__Exercise aim__: Search the data for the string "layout" and gather each line it is in.

(Exercise materials)

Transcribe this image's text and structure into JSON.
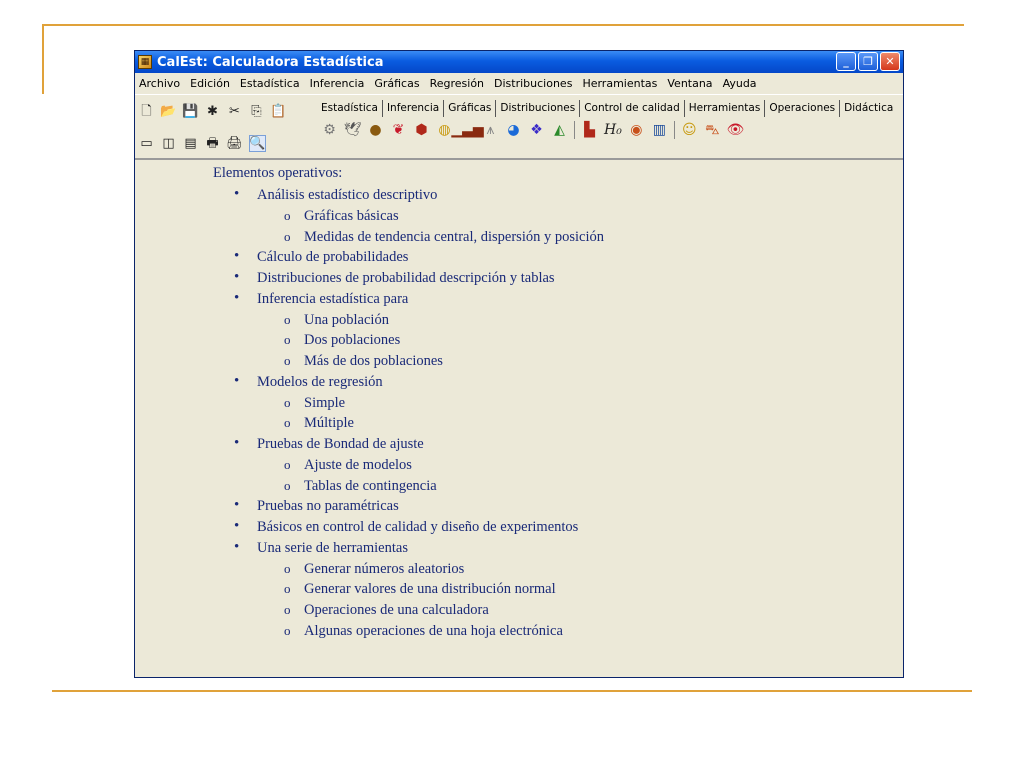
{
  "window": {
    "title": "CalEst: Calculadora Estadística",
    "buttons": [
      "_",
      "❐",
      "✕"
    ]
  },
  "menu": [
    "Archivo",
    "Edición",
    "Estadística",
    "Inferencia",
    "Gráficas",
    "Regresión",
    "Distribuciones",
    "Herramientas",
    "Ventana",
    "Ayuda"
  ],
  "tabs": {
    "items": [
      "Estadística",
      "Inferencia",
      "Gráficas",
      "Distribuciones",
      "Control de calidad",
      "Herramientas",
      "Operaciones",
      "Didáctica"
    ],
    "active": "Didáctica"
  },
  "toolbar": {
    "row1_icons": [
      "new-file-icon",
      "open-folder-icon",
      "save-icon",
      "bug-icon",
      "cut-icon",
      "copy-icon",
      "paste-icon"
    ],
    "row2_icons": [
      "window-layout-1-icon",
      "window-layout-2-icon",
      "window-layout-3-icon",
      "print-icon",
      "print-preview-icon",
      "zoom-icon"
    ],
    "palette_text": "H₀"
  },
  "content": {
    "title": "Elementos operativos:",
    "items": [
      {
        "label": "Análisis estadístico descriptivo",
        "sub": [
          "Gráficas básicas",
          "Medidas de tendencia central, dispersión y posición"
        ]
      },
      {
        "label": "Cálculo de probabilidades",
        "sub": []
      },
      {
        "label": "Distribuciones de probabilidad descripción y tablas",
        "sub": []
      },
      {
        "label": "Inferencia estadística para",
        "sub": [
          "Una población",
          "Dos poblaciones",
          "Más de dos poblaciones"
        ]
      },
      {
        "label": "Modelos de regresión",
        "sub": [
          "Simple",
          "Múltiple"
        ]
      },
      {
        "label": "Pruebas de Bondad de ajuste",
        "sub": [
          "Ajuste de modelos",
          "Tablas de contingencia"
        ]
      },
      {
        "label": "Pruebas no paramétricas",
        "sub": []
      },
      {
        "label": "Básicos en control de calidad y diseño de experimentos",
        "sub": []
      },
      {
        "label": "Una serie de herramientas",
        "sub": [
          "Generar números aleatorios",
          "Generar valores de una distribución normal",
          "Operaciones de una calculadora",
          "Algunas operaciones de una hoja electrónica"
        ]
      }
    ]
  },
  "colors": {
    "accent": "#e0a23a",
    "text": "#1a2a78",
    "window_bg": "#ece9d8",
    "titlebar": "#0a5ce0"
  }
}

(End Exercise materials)

__Answer space__:
      "window-layout-1-icon",
      "window-layout-2-icon",
      "window-layout-3-icon",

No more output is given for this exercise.